Bhagat laughs when I ask what it’s like when two IIM grads run a household; PowerPoint to potty train three-year-old twins, Ishaan and Shyam?
“My daughter is the same age,” I tell him. “How on earth do you manage?”
“We have a whole army at home,” he says.
We wind down as another reporter arrives. Bhagat schedules book readings and media interviews on weekends. On Monday, he has to report back to work.
“Do you really work?” I ask. “I mean, Chelsea Clinton says she works at a hedge fund, but I don’t think anyone really knows what she does.”
I can tell he’s not sure he likes the Chelsea comparison. But for the first time in our 90 minutes together, Bhagat gets self-important. “Hey, I’m a really senior guy!”
“Got it,” I back off. “Aren’t your colleagues in India star-struck then?”
“I don’t want to talk about my books in office,” he says. “I’m also a very chilled-out guy.”
Ladies and gentlemen, please fasten your seat belts as we are beginning descent on Logan International Airport…”
“Hey, wake up,” Ishaan nudges Naya. “We’re landing.” Sleepily, Naya says: “Don’t forget to give me your number. Maybe we should put our parents back in touch, too.”

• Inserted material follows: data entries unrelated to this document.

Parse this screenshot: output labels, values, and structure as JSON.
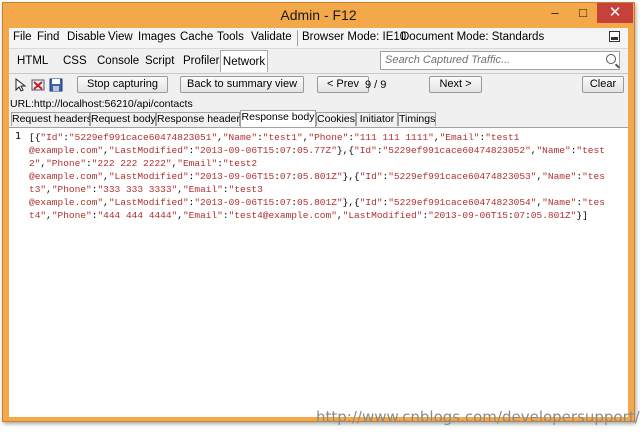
{
  "window": {
    "title": "Admin - F12"
  },
  "menu": {
    "items": [
      "File",
      "Find",
      "Disable",
      "View",
      "Images",
      "Cache",
      "Tools",
      "Validate"
    ],
    "browser_mode": "Browser Mode: IE10",
    "document_mode": "Document Mode: Standards"
  },
  "tabs": [
    "HTML",
    "CSS",
    "Console",
    "Script",
    "Profiler",
    "Network"
  ],
  "active_tab": "Network",
  "search": {
    "placeholder": "Search Captured Traffic..."
  },
  "toolbar": {
    "stop_label": "Stop capturing",
    "summary_label": "Back to summary view",
    "prev_label": "< Prev",
    "count": "9 / 9",
    "next_label": "Next >",
    "clear_label": "Clear"
  },
  "url": "URL:http://localhost:56210/api/contacts",
  "subtabs": [
    "Request headers",
    "Request body",
    "Response headers",
    "Response body",
    "Cookies",
    "Initiator",
    "Timings"
  ],
  "active_subtab": "Response body",
  "editor": {
    "line_number": "1",
    "lines": [
      "[{\"Id\":\"5229ef991cace60474823051\",\"Name\":\"test1\",\"Phone\":\"111 111 1111\",\"Email\":\"test1",
      "@example.com\",\"LastModified\":\"2013-09-06T15:07:05.77Z\"},{\"Id\":\"5229ef991cace60474823052\",\"Name\":\"test",
      "2\",\"Phone\":\"222 222 2222\",\"Email\":\"test2",
      "@example.com\",\"LastModified\":\"2013-09-06T15:07:05.801Z\"},{\"Id\":\"5229ef991cace60474823053\",\"Name\":\"tes",
      "t3\",\"Phone\":\"333 333 3333\",\"Email\":\"test3",
      "@example.com\",\"LastModified\":\"2013-09-06T15:07:05.801Z\"},{\"Id\":\"5229ef991cace60474823054\",\"Name\":\"tes",
      "t4\",\"Phone\":\"444 444 4444\",\"Email\":\"test4@example.com\",\"LastModified\":\"2013-09-06T15:07:05.801Z\"}]"
    ]
  },
  "watermark": "http://www.cnblogs.com/developersupport/",
  "colors": {
    "titlebar": "#f3a94a",
    "close_button": "#c7413b",
    "json_string": "#b03030"
  }
}
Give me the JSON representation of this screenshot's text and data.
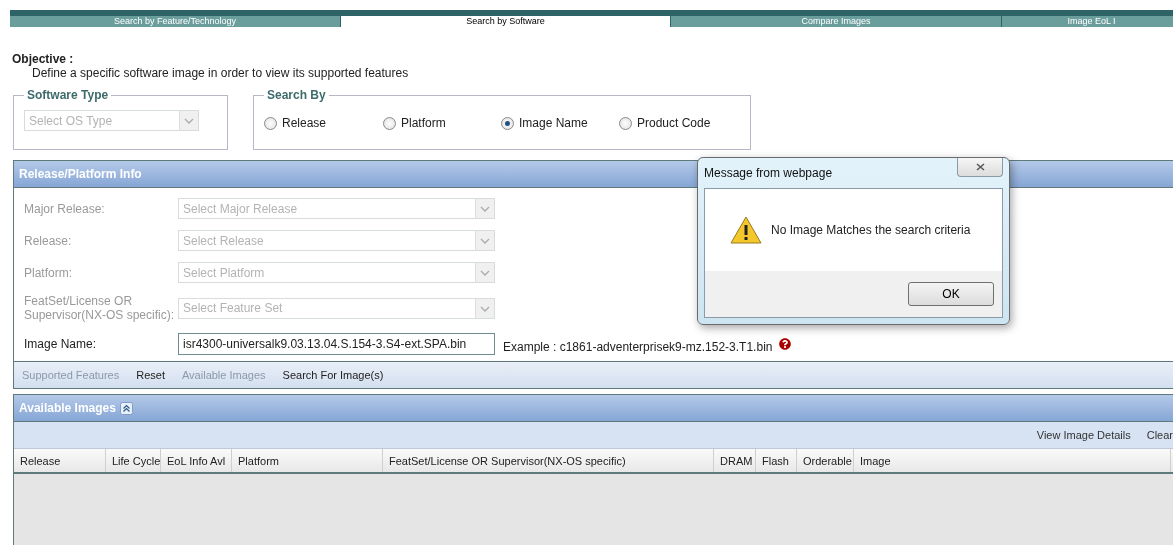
{
  "tabs": [
    {
      "label": "Search by Feature/Technology",
      "selected": false
    },
    {
      "label": "Search by Software",
      "selected": true
    },
    {
      "label": "Compare Images",
      "selected": false
    },
    {
      "label": "Image EoL I",
      "selected": false
    }
  ],
  "objective": {
    "title": "Objective :",
    "text": "Define a specific software image in order to view its supported features"
  },
  "software_type": {
    "legend": "Software Type",
    "placeholder": "Select OS Type",
    "disabled": true
  },
  "search_by": {
    "legend": "Search By",
    "options": [
      {
        "label": "Release",
        "selected": false
      },
      {
        "label": "Platform",
        "selected": false
      },
      {
        "label": "Image Name",
        "selected": true
      },
      {
        "label": "Product Code",
        "selected": false
      }
    ]
  },
  "release_panel": {
    "title": "Release/Platform Info",
    "fields": [
      {
        "kind": "select",
        "label": "Major Release:",
        "placeholder": "Select Major Release",
        "disabled": true
      },
      {
        "kind": "select",
        "label": "Release:",
        "placeholder": "Select Release",
        "disabled": true
      },
      {
        "kind": "select",
        "label": "Platform:",
        "placeholder": "Select Platform",
        "disabled": true
      },
      {
        "kind": "select",
        "label": "FeatSet/License OR Supervisor(NX-OS specific):",
        "placeholder": "Select Feature Set",
        "disabled": true
      },
      {
        "kind": "text",
        "label": "Image Name:",
        "value": "isr4300-universalk9.03.13.04.S.154-3.S4-ext.SPA.bin",
        "disabled": false
      }
    ],
    "example": "Example : c1861-adventerprisek9-mz.152-3.T1.bin",
    "actions": [
      {
        "label": "Supported Features",
        "disabled": true
      },
      {
        "label": "Reset",
        "disabled": false
      },
      {
        "label": "Available Images",
        "disabled": true
      },
      {
        "label": "Search For Image(s)",
        "disabled": false
      }
    ]
  },
  "images_panel": {
    "title": "Available Images",
    "toolbar": [
      "View Image Details",
      "Clear"
    ],
    "columns": [
      "Release",
      "Life Cycle",
      "EoL Info Avl",
      "Platform",
      "FeatSet/License OR Supervisor(NX-OS specific)",
      "DRAM",
      "Flash",
      "Orderable",
      "Image"
    ]
  },
  "dialog": {
    "title": "Message from webpage",
    "message": "No Image Matches the search criteria",
    "buttons": [
      "OK"
    ]
  }
}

“Well, you’ll meet our dad this semester. He’s a guest speaker at Harvard for this class called Great Indian Literature: Its Role in the Rise of a Nation…taught by Salman Rushdie.”
CURRICULUM VITAE
Born: 22 April 1974
Education: Indian Institute of Technology, Delhi (1995); Indian Institute of Management, Ahmedabad (1997)
Work Profile: After graduation, Bhagat joined Peregrine Investment Holdings, which went bust six months into his stint due to the Asian financial crisis. He then joined Goldman Sachs and served as an associate in Hong Kong till 2004. In 2005, he joined Credit Suisse in Singapore for a year, then returned to Hong Kong to work for Deutsche Bank. He moved to Mumbai with Deutsche Bank in March
Favourite Book: ‘Catch 22’
Favourite Sport: Cricket
Favourite Holiday Spot: Australia
Comment E-mail Print Share
First Published: Sat, May 17 2008. 12 31 AM IST